BEGIN

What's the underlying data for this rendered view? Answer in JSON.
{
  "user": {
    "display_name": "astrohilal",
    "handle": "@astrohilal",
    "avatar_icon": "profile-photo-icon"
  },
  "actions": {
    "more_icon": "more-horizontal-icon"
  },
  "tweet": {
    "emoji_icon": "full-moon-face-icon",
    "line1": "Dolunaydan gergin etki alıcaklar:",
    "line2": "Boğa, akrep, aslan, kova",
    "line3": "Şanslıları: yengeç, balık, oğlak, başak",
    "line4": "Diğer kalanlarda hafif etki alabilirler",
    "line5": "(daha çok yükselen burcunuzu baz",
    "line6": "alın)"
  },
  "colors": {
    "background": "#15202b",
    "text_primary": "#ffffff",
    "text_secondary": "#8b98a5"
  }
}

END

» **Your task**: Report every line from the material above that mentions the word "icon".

» **Exercise result**:
    "avatar_icon": "profile-photo-icon"
    "more_icon": "more-horizontal-icon"
    "emoji_icon": "full-moon-face-icon",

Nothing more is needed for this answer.